§ WORK INSTRUCTIONS
The entries that follow need to be retyped verbatim.

§ GIVEN DATA

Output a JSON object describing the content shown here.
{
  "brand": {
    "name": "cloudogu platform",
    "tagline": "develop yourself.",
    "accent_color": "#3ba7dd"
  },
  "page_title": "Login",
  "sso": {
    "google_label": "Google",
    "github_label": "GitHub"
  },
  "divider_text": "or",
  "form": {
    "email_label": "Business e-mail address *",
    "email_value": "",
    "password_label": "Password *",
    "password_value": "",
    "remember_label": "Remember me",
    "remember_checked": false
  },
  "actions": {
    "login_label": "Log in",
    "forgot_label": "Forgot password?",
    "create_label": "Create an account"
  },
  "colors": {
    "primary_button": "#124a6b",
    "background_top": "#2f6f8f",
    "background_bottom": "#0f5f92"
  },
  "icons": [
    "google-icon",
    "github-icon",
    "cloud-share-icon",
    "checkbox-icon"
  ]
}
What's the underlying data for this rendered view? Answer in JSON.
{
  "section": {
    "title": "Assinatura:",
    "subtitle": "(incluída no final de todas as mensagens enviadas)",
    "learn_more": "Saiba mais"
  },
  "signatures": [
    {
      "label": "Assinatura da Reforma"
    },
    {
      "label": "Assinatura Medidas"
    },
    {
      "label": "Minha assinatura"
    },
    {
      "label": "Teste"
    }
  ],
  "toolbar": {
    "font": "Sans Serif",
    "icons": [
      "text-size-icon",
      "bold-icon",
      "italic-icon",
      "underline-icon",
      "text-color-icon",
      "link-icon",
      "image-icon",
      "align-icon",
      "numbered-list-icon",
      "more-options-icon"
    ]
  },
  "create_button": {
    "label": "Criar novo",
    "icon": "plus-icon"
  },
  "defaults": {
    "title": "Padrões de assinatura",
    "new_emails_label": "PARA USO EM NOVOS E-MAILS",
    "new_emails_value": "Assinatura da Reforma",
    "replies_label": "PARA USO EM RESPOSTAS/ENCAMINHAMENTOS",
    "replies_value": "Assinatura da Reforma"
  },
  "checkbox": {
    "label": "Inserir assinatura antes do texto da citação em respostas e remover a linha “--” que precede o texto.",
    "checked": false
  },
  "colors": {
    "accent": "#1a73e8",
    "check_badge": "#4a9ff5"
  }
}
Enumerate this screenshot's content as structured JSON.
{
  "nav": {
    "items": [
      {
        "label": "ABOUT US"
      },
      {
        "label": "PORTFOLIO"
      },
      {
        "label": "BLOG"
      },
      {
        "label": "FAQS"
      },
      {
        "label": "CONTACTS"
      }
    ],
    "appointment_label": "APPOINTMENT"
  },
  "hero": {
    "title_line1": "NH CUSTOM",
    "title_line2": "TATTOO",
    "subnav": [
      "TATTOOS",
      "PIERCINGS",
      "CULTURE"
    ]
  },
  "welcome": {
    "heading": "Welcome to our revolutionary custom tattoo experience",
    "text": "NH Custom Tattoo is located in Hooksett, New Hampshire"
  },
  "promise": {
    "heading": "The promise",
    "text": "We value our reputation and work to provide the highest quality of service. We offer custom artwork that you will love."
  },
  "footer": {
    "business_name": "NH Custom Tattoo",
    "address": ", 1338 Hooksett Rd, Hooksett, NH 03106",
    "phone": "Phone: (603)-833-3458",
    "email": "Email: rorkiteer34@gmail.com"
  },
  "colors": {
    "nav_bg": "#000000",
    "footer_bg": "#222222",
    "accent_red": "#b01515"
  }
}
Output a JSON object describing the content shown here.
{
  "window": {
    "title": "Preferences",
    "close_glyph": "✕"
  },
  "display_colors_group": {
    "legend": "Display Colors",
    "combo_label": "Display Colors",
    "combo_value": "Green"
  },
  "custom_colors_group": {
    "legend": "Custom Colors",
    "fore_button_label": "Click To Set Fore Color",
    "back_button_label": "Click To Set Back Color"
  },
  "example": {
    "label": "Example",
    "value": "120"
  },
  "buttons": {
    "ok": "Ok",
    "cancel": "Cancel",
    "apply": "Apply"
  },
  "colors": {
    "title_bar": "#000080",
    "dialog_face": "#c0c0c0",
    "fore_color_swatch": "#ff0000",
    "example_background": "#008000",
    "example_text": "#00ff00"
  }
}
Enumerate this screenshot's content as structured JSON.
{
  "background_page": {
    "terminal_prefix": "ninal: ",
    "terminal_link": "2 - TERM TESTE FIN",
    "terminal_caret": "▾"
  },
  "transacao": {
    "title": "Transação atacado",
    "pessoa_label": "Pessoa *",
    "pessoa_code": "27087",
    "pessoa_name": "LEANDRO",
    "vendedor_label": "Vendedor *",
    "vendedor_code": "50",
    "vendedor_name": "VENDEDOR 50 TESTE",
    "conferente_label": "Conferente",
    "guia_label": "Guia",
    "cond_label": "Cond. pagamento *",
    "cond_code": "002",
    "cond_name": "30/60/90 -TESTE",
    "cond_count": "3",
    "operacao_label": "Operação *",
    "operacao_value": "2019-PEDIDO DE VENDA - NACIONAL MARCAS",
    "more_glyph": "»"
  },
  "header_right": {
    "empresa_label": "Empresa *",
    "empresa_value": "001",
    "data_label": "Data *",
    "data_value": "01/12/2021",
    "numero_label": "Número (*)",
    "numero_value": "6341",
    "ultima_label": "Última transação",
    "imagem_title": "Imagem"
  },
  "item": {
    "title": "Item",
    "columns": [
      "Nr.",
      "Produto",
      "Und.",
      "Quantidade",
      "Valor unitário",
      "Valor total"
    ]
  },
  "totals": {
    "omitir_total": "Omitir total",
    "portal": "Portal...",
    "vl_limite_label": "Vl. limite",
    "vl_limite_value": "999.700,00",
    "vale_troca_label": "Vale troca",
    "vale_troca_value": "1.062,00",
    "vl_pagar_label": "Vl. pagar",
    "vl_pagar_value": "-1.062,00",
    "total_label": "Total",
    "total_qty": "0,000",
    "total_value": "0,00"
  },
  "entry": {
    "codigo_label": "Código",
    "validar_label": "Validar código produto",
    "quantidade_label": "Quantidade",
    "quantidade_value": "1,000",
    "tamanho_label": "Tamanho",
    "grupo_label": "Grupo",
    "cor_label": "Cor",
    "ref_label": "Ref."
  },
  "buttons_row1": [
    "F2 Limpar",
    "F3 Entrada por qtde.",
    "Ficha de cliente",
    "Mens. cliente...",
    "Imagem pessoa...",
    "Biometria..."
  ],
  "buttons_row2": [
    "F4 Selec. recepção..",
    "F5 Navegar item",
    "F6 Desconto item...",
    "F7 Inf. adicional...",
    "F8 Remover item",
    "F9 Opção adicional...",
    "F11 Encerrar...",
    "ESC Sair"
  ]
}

§ RESULT
Output a JSON object describing the content shown here.
{
  "brand": {
    "name": "cloudogu platform",
    "tagline": "develop yourself.",
    "accent_color": "#3ba7dd"
  },
  "page_title": "Login",
  "sso": {
    "google_label": "Google",
    "github_label": "GitHub"
  },
  "divider_text": "or",
  "form": {
    "email_label": "Business e-mail address *",
    "email_value": "",
    "password_label": "Password *",
    "password_value": "",
    "remember_label": "Remember me",
    "remember_checked": false
  },
  "actions": {
    "login_label": "Log in",
    "forgot_label": "Forgot password?",
    "create_label": "Create an account"
  },
  "colors": {
    "primary_button": "#124a6b",
    "background_top": "#2f6f8f",
    "background_bottom": "#0f5f92"
  },
  "icons": [
    "google-icon",
    "github-icon",
    "cloud-share-icon",
    "checkbox-icon"
  ]
}
What's the underlying data for this rendered view? Answer in JSON.
{
  "section": {
    "title": "Assinatura:",
    "subtitle": "(incluída no final de todas as mensagens enviadas)",
    "learn_more": "Saiba mais"
  },
  "signatures": [
    {
      "label": "Assinatura da Reforma"
    },
    {
      "label": "Assinatura Medidas"
    },
    {
      "label": "Minha assinatura"
    },
    {
      "label": "Teste"
    }
  ],
  "toolbar": {
    "font": "Sans Serif",
    "icons": [
      "text-size-icon",
      "bold-icon",
      "italic-icon",
      "underline-icon",
      "text-color-icon",
      "link-icon",
      "image-icon",
      "align-icon",
      "numbered-list-icon",
      "more-options-icon"
    ]
  },
  "create_button": {
    "label": "Criar novo",
    "icon": "plus-icon"
  },
  "defaults": {
    "title": "Padrões de assinatura",
    "new_emails_label": "PARA USO EM NOVOS E-MAILS",
    "new_emails_value": "Assinatura da Reforma",
    "replies_label": "PARA USO EM RESPOSTAS/ENCAMINHAMENTOS",
    "replies_value": "Assinatura da Reforma"
  },
  "checkbox": {
    "label": "Inserir assinatura antes do texto da citação em respostas e remover a linha “--” que precede o texto.",
    "checked": false
  },
  "colors": {
    "accent": "#1a73e8",
    "check_badge": "#4a9ff5"
  }
}
Enumerate this screenshot's content as structured JSON.
{
  "nav": {
    "items": [
      {
        "label": "ABOUT US"
      },
      {
        "label": "PORTFOLIO"
      },
      {
        "label": "BLOG"
      },
      {
        "label": "FAQS"
      },
      {
        "label": "CONTACTS"
      }
    ],
    "appointment_label": "APPOINTMENT"
  },
  "hero": {
    "title_line1": "NH CUSTOM",
    "title_line2": "TATTOO",
    "subnav": [
      "TATTOOS",
      "PIERCINGS",
      "CULTURE"
    ]
  },
  "welcome": {
    "heading": "Welcome to our revolutionary custom tattoo experience",
    "text": "NH Custom Tattoo is located in Hooksett, New Hampshire"
  },
  "promise": {
    "heading": "The promise",
    "text": "We value our reputation and work to provide the highest quality of service. We offer custom artwork that you will love."
  },
  "footer": {
    "business_name": "NH Custom Tattoo",
    "address": ", 1338 Hooksett Rd, Hooksett, NH 03106",
    "phone": "Phone: (603)-833-3458",
    "email": "Email: rorkiteer34@gmail.com"
  },
  "colors": {
    "nav_bg": "#000000",
    "footer_bg": "#222222",
    "accent_red": "#b01515"
  }
}
Output a JSON object describing the content shown here.
{
  "window": {
    "title": "Preferences",
    "close_glyph": "✕"
  },
  "display_colors_group": {
    "legend": "Display Colors",
    "combo_label": "Display Colors",
    "combo_value": "Green"
  },
  "custom_colors_group": {
    "legend": "Custom Colors",
    "fore_button_label": "Click To Set Fore Color",
    "back_button_label": "Click To Set Back Color"
  },
  "example": {
    "label": "Example",
    "value": "120"
  },
  "buttons": {
    "ok": "Ok",
    "cancel": "Cancel",
    "apply": "Apply"
  },
  "colors": {
    "title_bar": "#000080",
    "dialog_face": "#c0c0c0",
    "fore_color_swatch": "#ff0000",
    "example_background": "#008000",
    "example_text": "#00ff00"
  }
}
Enumerate this screenshot's content as structured JSON.
{
  "background_page": {
    "terminal_prefix": "ninal: ",
    "terminal_link": "2 - TERM TESTE FIN",
    "terminal_caret": "▾"
  },
  "transacao": {
    "title": "Transação atacado",
    "pessoa_label": "Pessoa *",
    "pessoa_code": "27087",
    "pessoa_name": "LEANDRO",
    "vendedor_label": "Vendedor *",
    "vendedor_code": "50",
    "vendedor_name": "VENDEDOR 50 TESTE",
    "conferente_label": "Conferente",
    "guia_label": "Guia",
    "cond_label": "Cond. pagamento *",
    "cond_code": "002",
    "cond_name": "30/60/90 -TESTE",
    "cond_count": "3",
    "operacao_label": "Operação *",
    "operacao_value": "2019-PEDIDO DE VENDA - NACIONAL MARCAS",
    "more_glyph": "»"
  },
  "header_right": {
    "empresa_label": "Empresa *",
    "empresa_value": "001",
    "data_label": "Data *",
    "data_value": "01/12/2021",
    "numero_label": "Número (*)",
    "numero_value": "6341",
    "ultima_label": "Última transação",
    "imagem_title": "Imagem"
  },
  "item": {
    "title": "Item",
    "columns": [
      "Nr.",
      "Produto",
      "Und.",
      "Quantidade",
      "Valor unitário",
      "Valor total"
    ]
  },
  "totals": {
    "omitir_total": "Omitir total",
    "portal": "Portal...",
    "vl_limite_label": "Vl. limite",
    "vl_limite_value": "999.700,00",
    "vale_troca_label": "Vale troca",
    "vale_troca_value": "1.062,00",
    "vl_pagar_label": "Vl. pagar",
    "vl_pagar_value": "-1.062,00",
    "total_label": "Total",
    "total_qty": "0,000",
    "total_value": "0,00"
  },
  "entry": {
    "codigo_label": "Código",
    "validar_label": "Validar código produto",
    "quantidade_label": "Quantidade",
    "quantidade_value": "1,000",
    "tamanho_label": "Tamanho",
    "grupo_label": "Grupo",
    "cor_label": "Cor",
    "ref_label": "Ref."
  },
  "buttons_row1": [
    "F2 Limpar",
    "F3 Entrada por qtde.",
    "Ficha de cliente",
    "Mens. cliente...",
    "Imagem pessoa...",
    "Biometria..."
  ],
  "buttons_row2": [
    "F4 Selec. recepção..",
    "F5 Navegar item",
    "F6 Desconto item...",
    "F7 Inf. adicional...",
    "F8 Remover item",
    "F9 Opção adicional...",
    "F11 Encerrar...",
    "ESC Sair"
  ]
}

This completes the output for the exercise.